> **SUPPLIED MATERIAL**
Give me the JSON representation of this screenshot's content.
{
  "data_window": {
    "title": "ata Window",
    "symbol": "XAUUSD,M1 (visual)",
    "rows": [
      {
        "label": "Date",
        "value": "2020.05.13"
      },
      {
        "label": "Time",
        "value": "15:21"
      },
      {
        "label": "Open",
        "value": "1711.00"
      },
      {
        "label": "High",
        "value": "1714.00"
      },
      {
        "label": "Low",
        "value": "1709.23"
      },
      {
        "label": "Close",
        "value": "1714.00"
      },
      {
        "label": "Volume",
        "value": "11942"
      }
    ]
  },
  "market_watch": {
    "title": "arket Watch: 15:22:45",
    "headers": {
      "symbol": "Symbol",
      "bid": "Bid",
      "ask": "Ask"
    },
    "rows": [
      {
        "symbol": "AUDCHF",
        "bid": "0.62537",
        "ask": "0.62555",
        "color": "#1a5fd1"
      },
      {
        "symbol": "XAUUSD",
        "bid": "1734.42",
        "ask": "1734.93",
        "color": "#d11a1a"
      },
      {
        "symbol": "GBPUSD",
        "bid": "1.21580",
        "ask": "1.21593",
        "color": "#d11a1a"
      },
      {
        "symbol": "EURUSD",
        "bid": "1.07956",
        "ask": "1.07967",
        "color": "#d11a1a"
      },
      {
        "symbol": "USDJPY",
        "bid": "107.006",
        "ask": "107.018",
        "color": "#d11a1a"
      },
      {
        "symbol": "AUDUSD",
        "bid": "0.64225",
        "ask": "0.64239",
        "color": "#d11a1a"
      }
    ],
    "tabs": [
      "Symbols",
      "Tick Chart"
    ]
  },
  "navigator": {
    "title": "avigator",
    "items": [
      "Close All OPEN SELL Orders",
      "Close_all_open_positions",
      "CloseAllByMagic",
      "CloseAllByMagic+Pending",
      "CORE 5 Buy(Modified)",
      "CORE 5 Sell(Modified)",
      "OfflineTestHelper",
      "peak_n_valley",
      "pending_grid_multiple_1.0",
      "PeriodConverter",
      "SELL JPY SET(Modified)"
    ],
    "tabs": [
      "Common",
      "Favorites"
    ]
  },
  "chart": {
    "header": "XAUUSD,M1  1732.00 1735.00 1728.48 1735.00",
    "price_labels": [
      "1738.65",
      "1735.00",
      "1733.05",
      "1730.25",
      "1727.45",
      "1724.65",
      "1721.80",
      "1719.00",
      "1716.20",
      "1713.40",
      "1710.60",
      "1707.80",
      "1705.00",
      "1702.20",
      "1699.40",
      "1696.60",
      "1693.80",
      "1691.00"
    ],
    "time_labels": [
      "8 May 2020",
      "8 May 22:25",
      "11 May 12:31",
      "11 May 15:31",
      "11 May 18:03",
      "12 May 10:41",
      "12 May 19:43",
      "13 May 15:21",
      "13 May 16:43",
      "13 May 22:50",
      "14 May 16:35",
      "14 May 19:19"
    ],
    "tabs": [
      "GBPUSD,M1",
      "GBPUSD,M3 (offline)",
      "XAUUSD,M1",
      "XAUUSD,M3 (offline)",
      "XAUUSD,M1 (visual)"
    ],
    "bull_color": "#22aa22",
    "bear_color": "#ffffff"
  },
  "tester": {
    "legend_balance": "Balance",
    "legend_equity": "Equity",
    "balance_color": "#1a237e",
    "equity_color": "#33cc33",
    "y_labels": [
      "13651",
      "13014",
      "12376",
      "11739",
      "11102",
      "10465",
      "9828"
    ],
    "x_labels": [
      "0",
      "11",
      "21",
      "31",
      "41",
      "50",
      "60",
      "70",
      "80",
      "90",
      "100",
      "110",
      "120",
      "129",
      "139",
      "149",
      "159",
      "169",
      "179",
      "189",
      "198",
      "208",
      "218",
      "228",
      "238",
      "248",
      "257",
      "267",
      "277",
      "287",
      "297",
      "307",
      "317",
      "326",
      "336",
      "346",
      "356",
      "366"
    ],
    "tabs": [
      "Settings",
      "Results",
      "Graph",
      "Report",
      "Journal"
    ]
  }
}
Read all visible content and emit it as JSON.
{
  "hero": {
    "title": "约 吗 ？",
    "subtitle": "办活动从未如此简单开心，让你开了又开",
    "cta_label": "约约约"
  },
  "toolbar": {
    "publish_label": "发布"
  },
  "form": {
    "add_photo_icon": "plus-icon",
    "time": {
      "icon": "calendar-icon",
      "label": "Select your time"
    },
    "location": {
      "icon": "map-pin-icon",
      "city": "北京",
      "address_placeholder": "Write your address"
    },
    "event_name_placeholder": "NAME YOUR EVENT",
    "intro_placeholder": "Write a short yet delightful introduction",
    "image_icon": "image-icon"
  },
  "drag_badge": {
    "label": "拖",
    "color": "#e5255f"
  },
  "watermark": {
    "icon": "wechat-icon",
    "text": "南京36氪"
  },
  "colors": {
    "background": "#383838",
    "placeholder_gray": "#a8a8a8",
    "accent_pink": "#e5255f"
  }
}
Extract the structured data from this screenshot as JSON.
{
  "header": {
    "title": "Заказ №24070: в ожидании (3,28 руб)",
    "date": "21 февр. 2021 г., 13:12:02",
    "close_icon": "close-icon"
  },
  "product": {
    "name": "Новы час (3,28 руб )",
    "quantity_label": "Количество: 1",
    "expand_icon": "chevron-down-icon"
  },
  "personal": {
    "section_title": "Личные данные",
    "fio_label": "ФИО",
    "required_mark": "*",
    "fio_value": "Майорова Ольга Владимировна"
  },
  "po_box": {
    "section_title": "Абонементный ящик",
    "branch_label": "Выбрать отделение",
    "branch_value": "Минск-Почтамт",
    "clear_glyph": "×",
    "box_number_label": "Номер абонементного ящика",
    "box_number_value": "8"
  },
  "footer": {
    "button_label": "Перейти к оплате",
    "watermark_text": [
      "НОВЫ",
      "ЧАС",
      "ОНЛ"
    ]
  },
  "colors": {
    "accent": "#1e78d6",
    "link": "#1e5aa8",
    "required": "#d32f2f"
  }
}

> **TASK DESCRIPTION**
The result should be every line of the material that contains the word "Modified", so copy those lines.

> **OUTPUT FOR THIS TASK**
      "CORE 5 Buy(Modified)",
      "CORE 5 Sell(Modified)",
      "SELL JPY SET(Modified)"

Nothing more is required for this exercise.